  • Cyanuric acid — (Chem.), an organic acid, {C3O3N3H3}, first obtained by heating uric acid or urea, and called {pyrouric acid}; afterwards obtained from {isocyanic acid}. It is a white crystalline substance, odorless and almost tasteless; called also… …   The Collaborative International Dictionary of English

  • cyanuric acid — [sī΄ə nyoorik] n. [ CYAN(O) + URIC] a white, crystalline acid, C3N3 (OH) 3, made by heating urea and used in making melamine, bleaches, etc …   English World dictionary

  • cyanuric acid — cianuro rūgštis statusas T sritis chemija formulė C₃N₃(OH)₃ atitikmenys: angl. cyanuric acid rus. циануровая кислота ryšiai: sinonimas – 1,3,5 triazin 2,4,6 triolis …   Chemijos terminų aiškinamasis žodynas

  • cyanuric acid — /saɪəˌnjurɪk ˈæsəd/ (say suyuh.nyoohrik asuhd) noun a heterocyclic substance, C3H3N3O3.2H20, obtained by heating urea or by the action of water on cyanuric chloride; tricyanic acid …   Australian English dictionary

  • cyanuric acid — noun Etymology: cyan + urea Date: 1838 a crystalline weak acid C3N3(OH)3 that yields cyanic acid when heated …   New Collegiate Dictionary

  • cyanuric acid — A cyclic product formed by heating urea; used industrially and as an herbicide. * * * cy·an·uric acid .sī ə .n(y)u̇r ik n a crystalline weak acid C3H3N3O3 used esp. in swimming pools to protect the available chlorine from dissipation by sunlight… …   Medical dictionary

  • cyanuric acid — noun a trimer of cyanic acid • Hypernyms: ↑acid …   Useful english dictionary

  • cyanuric acid — a white, crystalline, water soluble solid, C3H3O3N3·2H2O, used chiefly in organic synthesis. Also called tricyanic acid. [1875 80] * * * …   Universalium

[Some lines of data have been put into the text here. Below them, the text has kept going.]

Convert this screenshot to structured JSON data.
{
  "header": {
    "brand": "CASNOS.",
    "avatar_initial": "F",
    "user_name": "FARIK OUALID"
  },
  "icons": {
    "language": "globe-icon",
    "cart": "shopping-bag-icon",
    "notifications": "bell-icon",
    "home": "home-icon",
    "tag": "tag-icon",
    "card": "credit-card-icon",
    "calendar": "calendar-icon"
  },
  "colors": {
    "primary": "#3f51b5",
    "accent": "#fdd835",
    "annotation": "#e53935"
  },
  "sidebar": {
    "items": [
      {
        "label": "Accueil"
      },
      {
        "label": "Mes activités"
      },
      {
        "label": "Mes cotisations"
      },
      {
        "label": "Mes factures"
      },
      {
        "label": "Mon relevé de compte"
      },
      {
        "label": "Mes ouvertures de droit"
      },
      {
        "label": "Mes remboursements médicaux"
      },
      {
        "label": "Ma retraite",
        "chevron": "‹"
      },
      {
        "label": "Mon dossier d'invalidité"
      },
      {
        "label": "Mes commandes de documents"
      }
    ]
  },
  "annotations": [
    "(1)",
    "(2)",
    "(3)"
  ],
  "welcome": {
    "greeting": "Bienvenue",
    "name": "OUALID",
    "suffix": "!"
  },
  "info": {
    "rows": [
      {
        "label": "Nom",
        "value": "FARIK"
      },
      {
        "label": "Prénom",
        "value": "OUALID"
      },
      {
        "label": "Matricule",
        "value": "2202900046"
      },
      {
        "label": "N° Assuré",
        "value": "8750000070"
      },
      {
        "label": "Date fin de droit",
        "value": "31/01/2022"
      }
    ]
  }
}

  • cyanuric acid — noun An aromatic heterocyclic organic compound, CN(OH), that decomposes on heating to form cyanic acid; it is a prebiotic compound found in stellar dust clouds. Syn: tri …   Wiktionary

  • cyanuric acid — cy′a•nu′ric ac′id [[t]ˈsaɪ əˈnʊər ɪk, ˈnyʊər , ˌsaɪ [/t]] n. chem. a white crystalline solid, C3H3O3N3∙2H2O, used chiefly in organic synthesis • Etymology: 1875–80; cyan +uric …   From formal English to slang